Odisha’s Chilika Development Authority (CDA) is all set to begin Phase 2 of the fishing cat population estimation in the area from the second week of March, officials said on Thursday.
The Chilika wildlife division and the fishing cat project, in partnership with Fishing Cat Conservation Alliance (FCCA), will collaborate with the CDA for this estimation.
“This is the first time in the world that this globally endangered species’ population is being estimated completely outside the purview of protected areas which required the involvement of local fishermen, local wildlife protection committees as well as student volunteers from national universities,” said Jim Sanderson, IUCN (International Union for Conservation of Nature) cat specialist group member.
The first phase of the population estimation was conducted in the north-eastern sector of Chilika lake. Their abundance was established to be 119 individuals from 230 sq km of the study area including 115 sq km of marshland and the rest comprising other lands, the officials said.
Phase 2 of the exercise will be conducted in the islands along the coastal strip of Chilika lake, in between Bay of Bengal and the lagoon. This area has a matrix of mangrove associated species like Pandanus or Keya, ponds along with cashew plantations and hamlets.

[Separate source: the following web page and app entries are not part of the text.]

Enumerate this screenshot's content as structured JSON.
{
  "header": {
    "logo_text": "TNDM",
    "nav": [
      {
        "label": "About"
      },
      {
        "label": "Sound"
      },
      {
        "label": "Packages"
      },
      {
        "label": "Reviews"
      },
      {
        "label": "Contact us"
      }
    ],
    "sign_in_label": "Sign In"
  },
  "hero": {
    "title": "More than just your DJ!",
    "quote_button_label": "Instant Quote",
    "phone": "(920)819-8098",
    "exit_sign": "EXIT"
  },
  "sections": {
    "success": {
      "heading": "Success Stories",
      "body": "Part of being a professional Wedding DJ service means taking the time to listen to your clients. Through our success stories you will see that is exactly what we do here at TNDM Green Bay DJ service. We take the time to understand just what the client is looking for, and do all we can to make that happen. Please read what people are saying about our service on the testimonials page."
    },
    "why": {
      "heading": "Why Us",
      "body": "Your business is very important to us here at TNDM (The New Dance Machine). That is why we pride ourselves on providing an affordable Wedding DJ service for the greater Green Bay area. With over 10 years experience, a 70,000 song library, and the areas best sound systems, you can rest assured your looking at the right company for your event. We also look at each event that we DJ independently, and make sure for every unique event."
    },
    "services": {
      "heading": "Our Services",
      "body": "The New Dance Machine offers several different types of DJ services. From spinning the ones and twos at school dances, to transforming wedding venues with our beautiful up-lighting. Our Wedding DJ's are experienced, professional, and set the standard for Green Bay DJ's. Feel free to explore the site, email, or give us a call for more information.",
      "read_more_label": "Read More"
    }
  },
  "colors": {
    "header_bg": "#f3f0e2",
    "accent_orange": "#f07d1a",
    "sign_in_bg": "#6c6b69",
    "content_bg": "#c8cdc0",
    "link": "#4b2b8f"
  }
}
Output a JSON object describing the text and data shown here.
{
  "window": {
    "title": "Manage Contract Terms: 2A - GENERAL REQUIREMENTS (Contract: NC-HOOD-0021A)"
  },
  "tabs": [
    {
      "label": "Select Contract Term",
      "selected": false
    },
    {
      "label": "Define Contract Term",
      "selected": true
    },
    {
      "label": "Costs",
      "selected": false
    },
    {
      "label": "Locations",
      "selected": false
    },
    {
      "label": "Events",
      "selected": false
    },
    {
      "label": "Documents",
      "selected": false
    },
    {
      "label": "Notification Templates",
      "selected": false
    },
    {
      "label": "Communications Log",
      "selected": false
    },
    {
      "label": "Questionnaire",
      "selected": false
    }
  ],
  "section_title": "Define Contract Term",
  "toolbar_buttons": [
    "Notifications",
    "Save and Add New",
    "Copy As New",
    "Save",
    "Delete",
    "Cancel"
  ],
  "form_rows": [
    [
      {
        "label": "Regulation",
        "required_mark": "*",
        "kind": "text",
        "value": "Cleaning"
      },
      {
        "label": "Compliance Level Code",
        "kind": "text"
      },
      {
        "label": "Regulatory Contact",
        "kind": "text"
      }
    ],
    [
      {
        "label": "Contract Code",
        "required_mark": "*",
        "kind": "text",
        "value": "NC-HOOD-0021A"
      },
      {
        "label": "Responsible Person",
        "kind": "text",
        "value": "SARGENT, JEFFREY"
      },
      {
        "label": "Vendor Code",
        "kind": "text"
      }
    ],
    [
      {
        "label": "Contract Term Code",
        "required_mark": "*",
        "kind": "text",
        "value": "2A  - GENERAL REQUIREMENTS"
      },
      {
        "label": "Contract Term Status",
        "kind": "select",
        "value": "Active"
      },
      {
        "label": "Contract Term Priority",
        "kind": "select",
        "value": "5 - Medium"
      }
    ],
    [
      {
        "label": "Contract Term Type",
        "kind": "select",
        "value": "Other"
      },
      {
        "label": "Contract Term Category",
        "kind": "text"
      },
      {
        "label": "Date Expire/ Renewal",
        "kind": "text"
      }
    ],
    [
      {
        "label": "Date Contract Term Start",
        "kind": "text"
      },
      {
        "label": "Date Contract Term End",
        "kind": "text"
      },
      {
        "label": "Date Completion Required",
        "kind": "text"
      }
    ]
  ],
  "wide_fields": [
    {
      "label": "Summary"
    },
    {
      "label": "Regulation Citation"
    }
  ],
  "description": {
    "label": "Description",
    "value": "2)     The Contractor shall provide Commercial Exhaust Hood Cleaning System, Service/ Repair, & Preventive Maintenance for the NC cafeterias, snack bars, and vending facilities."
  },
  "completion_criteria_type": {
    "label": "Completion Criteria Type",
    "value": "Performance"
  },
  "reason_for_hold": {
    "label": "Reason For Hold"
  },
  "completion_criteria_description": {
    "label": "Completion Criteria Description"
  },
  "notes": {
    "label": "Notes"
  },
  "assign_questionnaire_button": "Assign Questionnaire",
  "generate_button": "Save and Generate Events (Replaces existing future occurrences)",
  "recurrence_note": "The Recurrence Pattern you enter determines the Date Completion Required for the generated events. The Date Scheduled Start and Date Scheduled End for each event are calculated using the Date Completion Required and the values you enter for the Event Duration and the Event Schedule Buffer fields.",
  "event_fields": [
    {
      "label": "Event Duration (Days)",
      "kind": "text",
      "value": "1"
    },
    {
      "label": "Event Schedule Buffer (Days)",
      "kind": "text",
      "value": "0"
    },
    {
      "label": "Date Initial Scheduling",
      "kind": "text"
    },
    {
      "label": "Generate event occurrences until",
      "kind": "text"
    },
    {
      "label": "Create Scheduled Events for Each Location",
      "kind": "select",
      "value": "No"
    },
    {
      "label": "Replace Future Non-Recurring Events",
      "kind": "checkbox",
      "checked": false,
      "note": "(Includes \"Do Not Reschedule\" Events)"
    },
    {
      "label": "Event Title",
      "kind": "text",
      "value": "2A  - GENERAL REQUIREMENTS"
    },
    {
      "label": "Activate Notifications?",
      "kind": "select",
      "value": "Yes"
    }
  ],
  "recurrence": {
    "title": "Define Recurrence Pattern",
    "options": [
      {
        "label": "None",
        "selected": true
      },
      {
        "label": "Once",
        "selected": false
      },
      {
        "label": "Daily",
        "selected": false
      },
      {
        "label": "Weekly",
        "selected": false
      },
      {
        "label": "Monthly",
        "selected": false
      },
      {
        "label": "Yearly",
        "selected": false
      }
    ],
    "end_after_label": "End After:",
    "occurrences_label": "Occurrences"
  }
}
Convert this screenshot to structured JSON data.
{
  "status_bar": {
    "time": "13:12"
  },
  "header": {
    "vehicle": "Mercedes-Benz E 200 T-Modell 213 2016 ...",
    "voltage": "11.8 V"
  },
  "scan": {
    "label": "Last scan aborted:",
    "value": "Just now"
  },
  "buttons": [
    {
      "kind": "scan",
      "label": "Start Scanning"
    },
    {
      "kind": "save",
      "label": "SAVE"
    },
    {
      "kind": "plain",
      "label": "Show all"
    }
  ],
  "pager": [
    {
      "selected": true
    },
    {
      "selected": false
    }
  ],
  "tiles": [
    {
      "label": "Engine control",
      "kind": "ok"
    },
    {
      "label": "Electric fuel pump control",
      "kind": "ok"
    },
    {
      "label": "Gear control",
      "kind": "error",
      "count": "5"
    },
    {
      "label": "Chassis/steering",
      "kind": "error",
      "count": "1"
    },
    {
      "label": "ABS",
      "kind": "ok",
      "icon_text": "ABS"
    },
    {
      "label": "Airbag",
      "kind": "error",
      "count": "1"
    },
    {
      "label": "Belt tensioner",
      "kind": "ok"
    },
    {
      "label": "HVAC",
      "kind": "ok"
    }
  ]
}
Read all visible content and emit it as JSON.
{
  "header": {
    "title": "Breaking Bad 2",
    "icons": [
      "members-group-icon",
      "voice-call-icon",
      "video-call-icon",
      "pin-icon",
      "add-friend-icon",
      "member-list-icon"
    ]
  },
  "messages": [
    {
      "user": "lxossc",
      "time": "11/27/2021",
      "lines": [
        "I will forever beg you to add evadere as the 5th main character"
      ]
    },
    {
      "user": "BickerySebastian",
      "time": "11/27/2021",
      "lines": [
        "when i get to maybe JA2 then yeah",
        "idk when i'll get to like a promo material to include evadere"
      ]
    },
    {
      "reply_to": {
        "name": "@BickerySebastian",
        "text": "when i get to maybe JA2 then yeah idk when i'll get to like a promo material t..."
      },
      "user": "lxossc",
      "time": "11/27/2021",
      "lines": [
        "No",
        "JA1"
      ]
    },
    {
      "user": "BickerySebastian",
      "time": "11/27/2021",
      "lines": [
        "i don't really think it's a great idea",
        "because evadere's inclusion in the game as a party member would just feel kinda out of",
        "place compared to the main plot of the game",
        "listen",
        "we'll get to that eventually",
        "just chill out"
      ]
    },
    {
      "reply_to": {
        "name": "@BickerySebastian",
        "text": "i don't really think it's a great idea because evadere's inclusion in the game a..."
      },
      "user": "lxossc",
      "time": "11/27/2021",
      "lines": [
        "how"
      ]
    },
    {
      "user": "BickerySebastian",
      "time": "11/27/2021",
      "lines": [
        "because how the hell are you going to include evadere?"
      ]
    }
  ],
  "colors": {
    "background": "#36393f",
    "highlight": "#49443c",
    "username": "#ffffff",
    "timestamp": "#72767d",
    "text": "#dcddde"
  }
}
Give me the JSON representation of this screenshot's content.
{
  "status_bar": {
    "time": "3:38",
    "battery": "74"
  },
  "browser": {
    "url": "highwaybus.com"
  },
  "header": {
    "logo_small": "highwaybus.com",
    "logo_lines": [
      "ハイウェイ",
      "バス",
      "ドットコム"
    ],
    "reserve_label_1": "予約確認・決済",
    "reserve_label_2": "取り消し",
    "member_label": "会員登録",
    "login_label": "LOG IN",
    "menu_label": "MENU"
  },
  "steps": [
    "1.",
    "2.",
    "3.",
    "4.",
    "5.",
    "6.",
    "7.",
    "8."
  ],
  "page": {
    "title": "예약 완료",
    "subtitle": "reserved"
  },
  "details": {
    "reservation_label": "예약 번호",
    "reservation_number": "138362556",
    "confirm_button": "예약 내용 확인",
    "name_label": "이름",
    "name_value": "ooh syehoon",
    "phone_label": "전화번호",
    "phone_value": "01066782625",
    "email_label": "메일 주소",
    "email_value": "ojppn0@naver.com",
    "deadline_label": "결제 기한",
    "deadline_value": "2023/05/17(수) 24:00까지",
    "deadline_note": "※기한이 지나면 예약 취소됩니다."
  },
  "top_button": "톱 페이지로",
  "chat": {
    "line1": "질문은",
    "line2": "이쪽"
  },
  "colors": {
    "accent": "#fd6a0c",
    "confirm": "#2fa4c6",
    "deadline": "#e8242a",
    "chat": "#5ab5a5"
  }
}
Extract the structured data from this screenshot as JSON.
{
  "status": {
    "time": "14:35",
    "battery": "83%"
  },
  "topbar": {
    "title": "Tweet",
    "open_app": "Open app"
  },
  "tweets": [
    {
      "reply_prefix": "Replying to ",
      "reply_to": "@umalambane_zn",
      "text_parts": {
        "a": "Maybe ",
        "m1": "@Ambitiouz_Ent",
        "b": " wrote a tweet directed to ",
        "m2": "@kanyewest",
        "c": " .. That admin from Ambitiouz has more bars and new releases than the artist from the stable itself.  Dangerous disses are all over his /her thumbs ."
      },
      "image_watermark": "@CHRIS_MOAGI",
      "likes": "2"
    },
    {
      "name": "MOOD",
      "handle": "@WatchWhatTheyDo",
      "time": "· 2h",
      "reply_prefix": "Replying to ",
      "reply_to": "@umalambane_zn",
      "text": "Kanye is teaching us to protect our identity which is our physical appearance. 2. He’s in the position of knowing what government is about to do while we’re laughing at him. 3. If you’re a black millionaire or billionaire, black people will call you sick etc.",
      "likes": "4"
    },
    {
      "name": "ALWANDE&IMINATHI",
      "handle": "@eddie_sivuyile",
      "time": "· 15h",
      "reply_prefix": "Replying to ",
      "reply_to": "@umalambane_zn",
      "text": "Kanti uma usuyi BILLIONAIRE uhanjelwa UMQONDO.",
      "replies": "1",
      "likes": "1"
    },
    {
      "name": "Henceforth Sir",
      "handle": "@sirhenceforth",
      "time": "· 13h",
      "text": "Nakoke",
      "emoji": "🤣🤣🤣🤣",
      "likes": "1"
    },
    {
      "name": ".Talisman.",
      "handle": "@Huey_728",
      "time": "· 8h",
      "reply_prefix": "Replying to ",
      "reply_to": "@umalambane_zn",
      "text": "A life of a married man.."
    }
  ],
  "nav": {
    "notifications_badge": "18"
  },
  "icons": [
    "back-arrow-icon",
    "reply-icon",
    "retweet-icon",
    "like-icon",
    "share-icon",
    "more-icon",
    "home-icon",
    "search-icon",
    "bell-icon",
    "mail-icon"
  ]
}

The total abundance of fishing cats in Chilika will be analysed from the combined result of both phases, they said.
Fishing cat is a Schedule-I species like the tiger and elephant and the CDA had declared the fishing cat as Chilika’s ambassador species in 2020. This led to the initiation of the population estimation exercise in 2021 and 2022.
“We want to regularise fishing cat monitoring in Chilika just like we monitor birds and dolphins regularly,” said Susanta Nanda, Chief Executive Officer, CDA. In each phase, camera traps are deployed in Chilika with the traps staying at each location for 30 days, he said.
In 2021, the fishing cat project and CDA started a year-long patrolling and monitoring initiative on the fishing cat by engaging local residents.
“During such events, worked with local fishermen to reduce incidents of reed fires which are a threat to native bird populations as well as otter pups and fishing cat cubs, which are 2-3 months old, when incidents of reed fires occur.
“In addition, we conducted rallies and awareness programs to make people aware about the importance of conserving the fishing cat,” says Tiasa Adhya, co-founder of the fishing cat project.
The CDA in association with the fishing cat project will design a fishing cat action plan in Chilika this year.
“Just like the tiger’s presence indicates the health of a jungle, the fishing cat’s presence will tell us how a wetland’s health is doing,” said Adhya.
The action plan will be socio-ecological in nature preventing reed fires and introducing small scale wetland tourism.
Chilika has one of the country’s largest extensive marsh-ecosystem spanning around 100 sq km.